Larue v. Texas

Appellant Joe LaRue was convicted for the capital murder of Donna Pentecost, for which he was sentenced to life imprisonment. His conviction was based in part on DNA evidence and in part on the very detailed testimony of a jailhouse informant. The conviction was affirmed on direct appeal. Appellant filed a motion for forensic DNA testing seeking re-testing of several things, but the motion was denied by the trial court. The Court of Appeals found Appellant could not show that he would not have been convicted if exculpatory results had been obtained through DNA testing, and affirmed. Although Appellant raised a variety of issues regarding the trial court’s ruling and the court of appeals’ affirmation of that ruling, the Court of Criminal Appeals granted review to take a closer look at the trial court’s decision to deny testing of the blood on a one-time-suspect’s t-shirt.
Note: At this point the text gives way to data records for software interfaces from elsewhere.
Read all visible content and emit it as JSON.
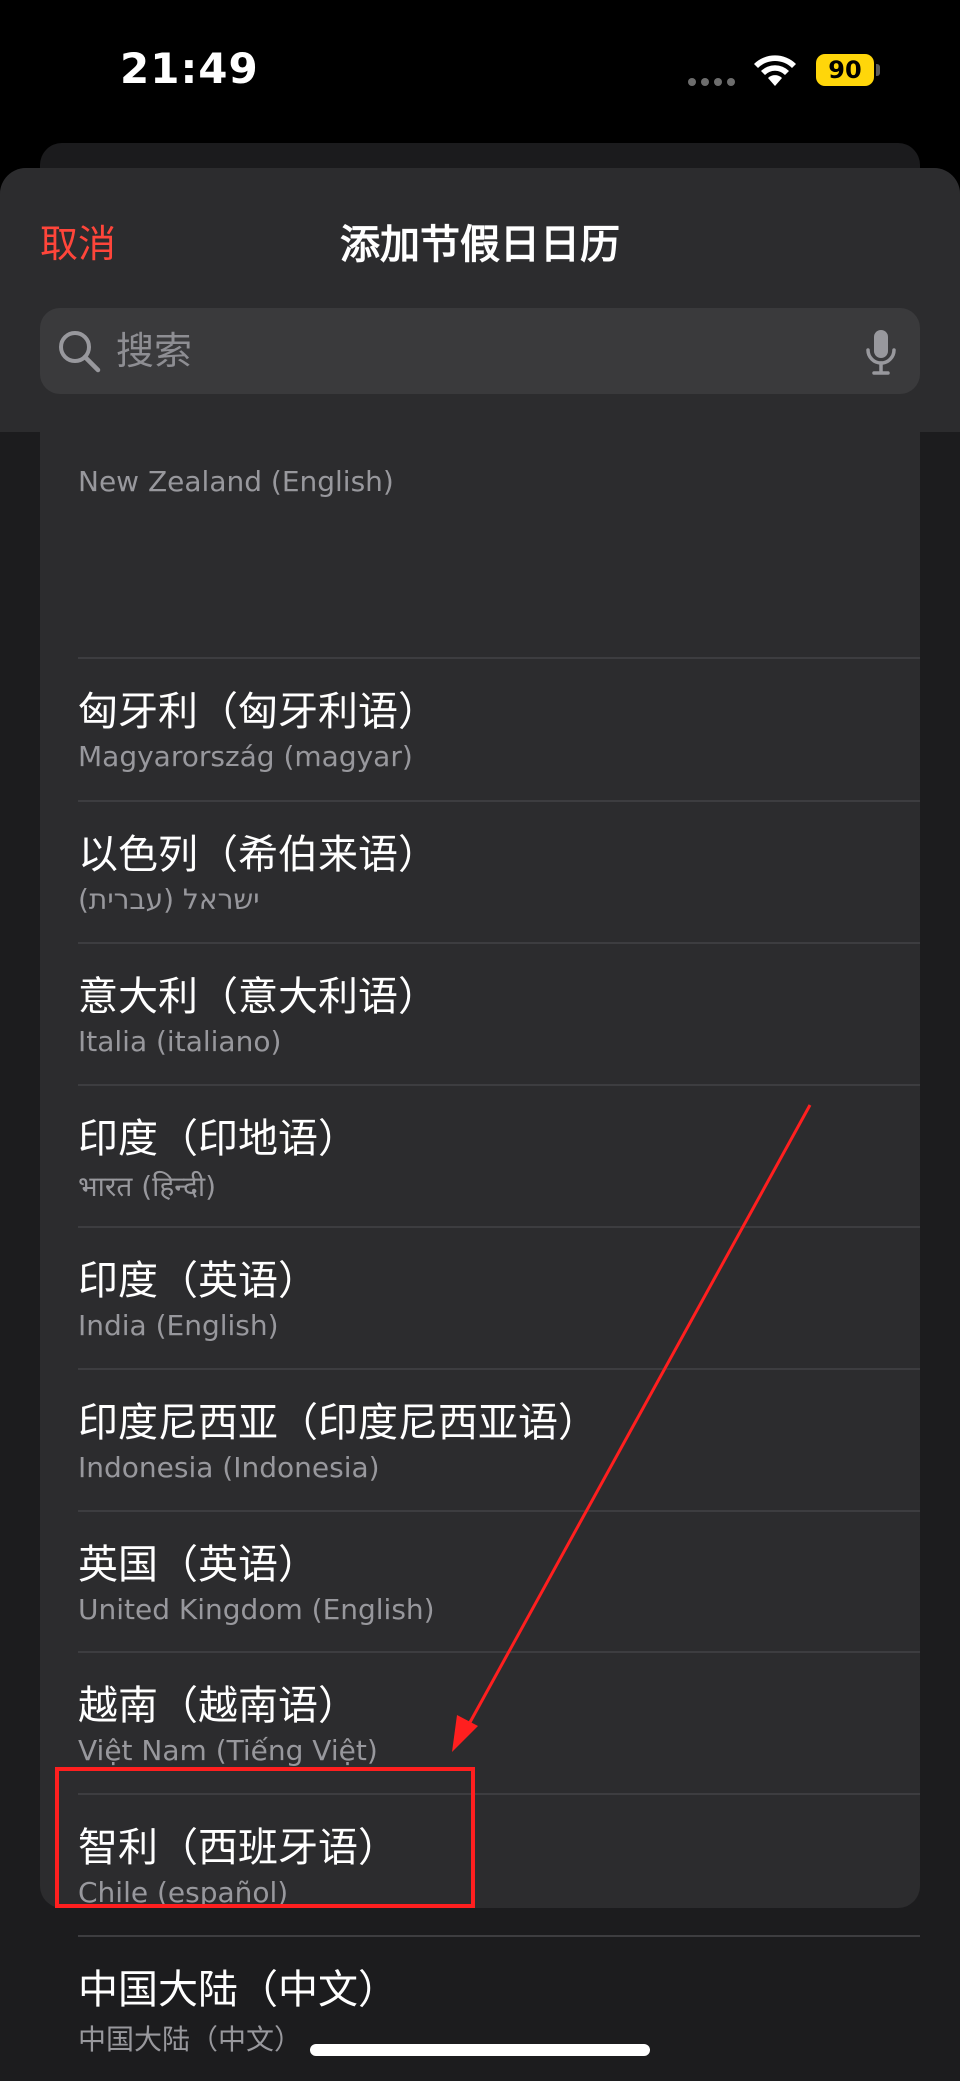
{
  "status_bar": {
    "time": "21:49",
    "battery": "90"
  },
  "header": {
    "cancel_label": "取消",
    "title": "添加节假日日历"
  },
  "search": {
    "placeholder": "搜索"
  },
  "list": {
    "items": [
      {
        "title": "",
        "subtitle": "New Zealand (English)"
      },
      {
        "title": "匈牙利（匈牙利语）",
        "subtitle": "Magyarország (magyar)"
      },
      {
        "title": "以色列（希伯来语）",
        "subtitle": "ישראל (עברית)"
      },
      {
        "title": "意大利（意大利语）",
        "subtitle": "Italia (italiano)"
      },
      {
        "title": "印度（印地语）",
        "subtitle": "भारत (हिन्दी)"
      },
      {
        "title": "印度（英语）",
        "subtitle": "India (English)"
      },
      {
        "title": "印度尼西亚（印度尼西亚语）",
        "subtitle": "Indonesia (Indonesia)"
      },
      {
        "title": "英国（英语）",
        "subtitle": "United Kingdom (English)"
      },
      {
        "title": "越南（越南语）",
        "subtitle": "Việt Nam (Tiếng Việt)"
      },
      {
        "title": "智利（西班牙语）",
        "subtitle": "Chile (español)"
      },
      {
        "title": "中国大陆（中文）",
        "subtitle": "中国大陆（中文）"
      }
    ]
  },
  "colors": {
    "accent": "#ff453a",
    "annotation": "#ff1f1f",
    "battery": "#ffd60a"
  }
}
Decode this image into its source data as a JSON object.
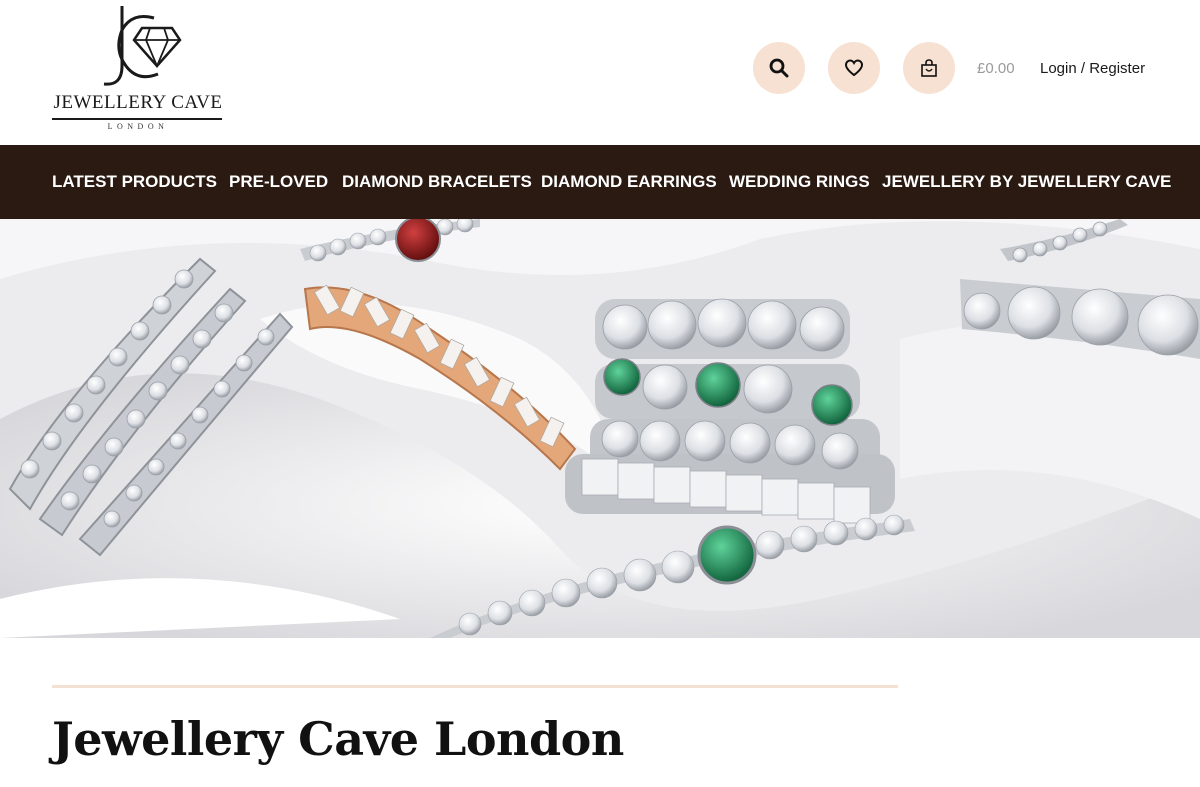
{
  "brand": {
    "name": "JEWELLERY CAVE",
    "subtitle": "LONDON"
  },
  "header": {
    "search_icon": "search-icon",
    "wishlist_icon": "heart-icon",
    "cart_icon": "shopping-bag-icon",
    "cart_total": "£0.00",
    "login_label": "Login / Register",
    "accent_color": "#f7e1d2"
  },
  "nav": {
    "background": "#2a1a12",
    "items": [
      {
        "label": "LATEST PRODUCTS"
      },
      {
        "label": "PRE-LOVED"
      },
      {
        "label": "DIAMOND BRACELETS"
      },
      {
        "label": "DIAMOND EARRINGS"
      },
      {
        "label": "WEDDING RINGS"
      },
      {
        "label": "JEWELLERY BY JEWELLERY CAVE"
      }
    ]
  },
  "hero": {
    "image": "diamond-rings-and-bracelets-on-white-satin"
  },
  "main": {
    "title": "Jewellery Cave London"
  }
}
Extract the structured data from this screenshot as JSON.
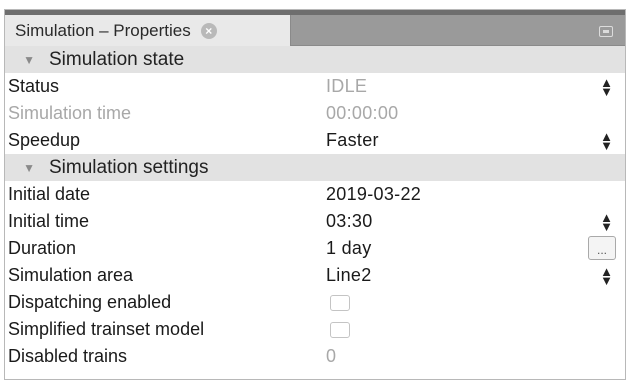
{
  "tab": {
    "title": "Simulation – Properties"
  },
  "sections": {
    "state": {
      "title": "Simulation state"
    },
    "settings": {
      "title": "Simulation settings"
    }
  },
  "state_rows": {
    "status": {
      "label": "Status",
      "value": "IDLE"
    },
    "sim_time": {
      "label": "Simulation time",
      "value": "00:00:00"
    },
    "speedup": {
      "label": "Speedup",
      "value": "Faster"
    }
  },
  "settings_rows": {
    "initial_date": {
      "label": "Initial date",
      "value": "2019-03-22"
    },
    "initial_time": {
      "label": "Initial time",
      "value": "03:30"
    },
    "duration": {
      "label": "Duration",
      "value": "1 day",
      "button": "..."
    },
    "area": {
      "label": "Simulation area",
      "value": "Line2"
    },
    "dispatching": {
      "label": "Dispatching enabled",
      "checked": false
    },
    "simplified": {
      "label": "Simplified trainset model",
      "checked": false
    },
    "disabled_trains": {
      "label": "Disabled trains",
      "value": "0"
    }
  }
}
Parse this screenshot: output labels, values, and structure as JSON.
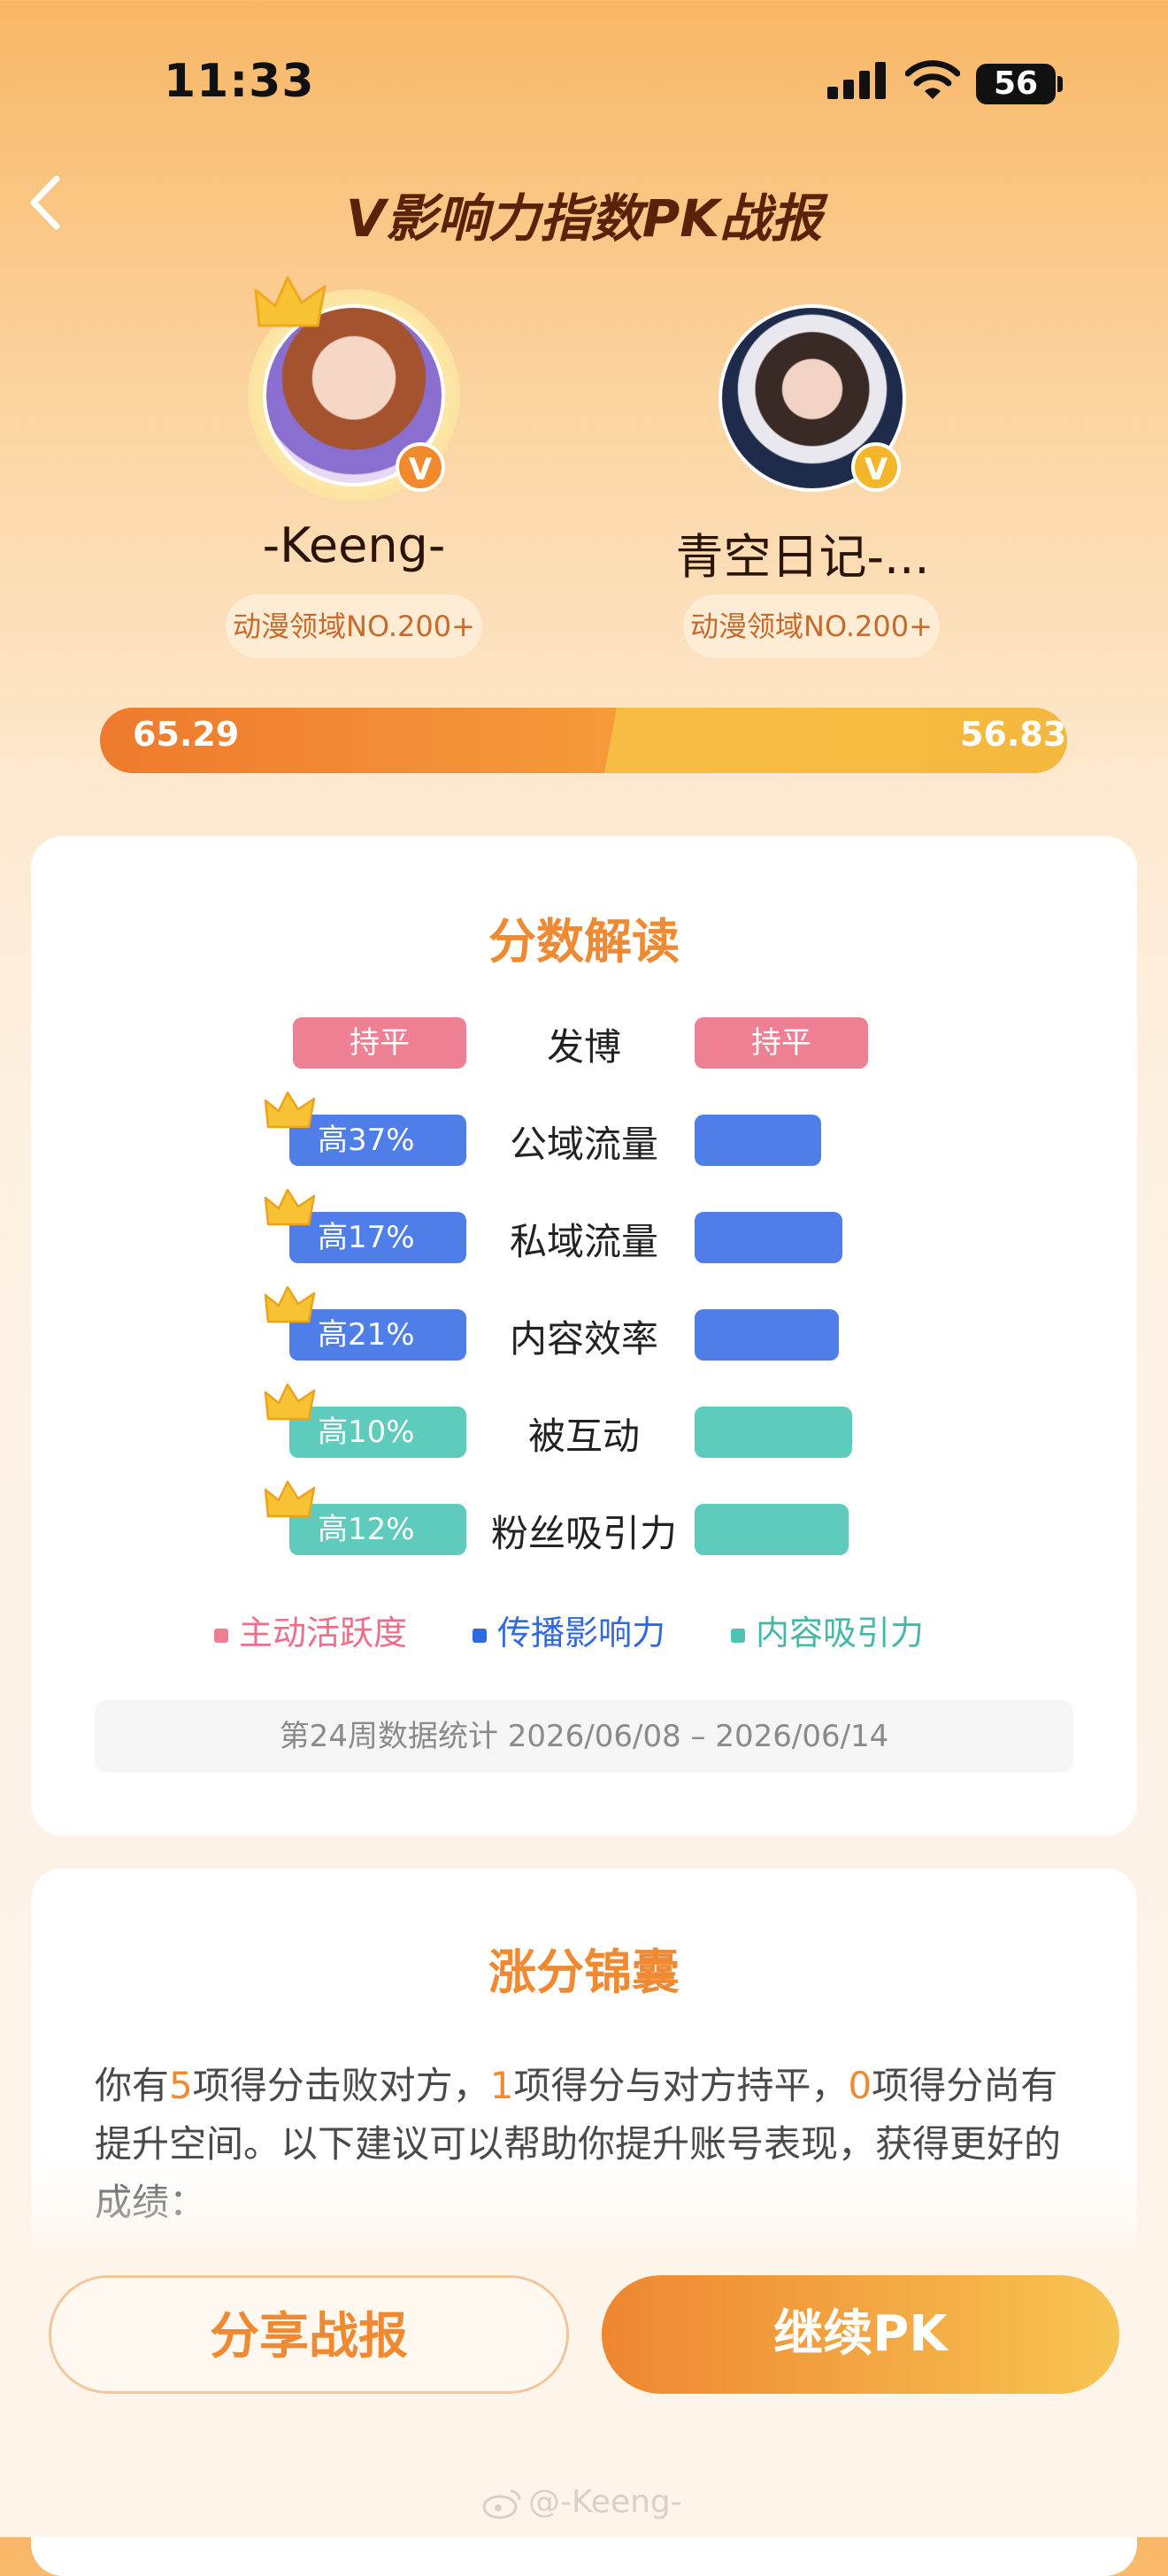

After examining the record, the Court affirmed the court of appeals: exculpatory test results would "merely muddy the waters." View "Larue v. Texas" on Justia Law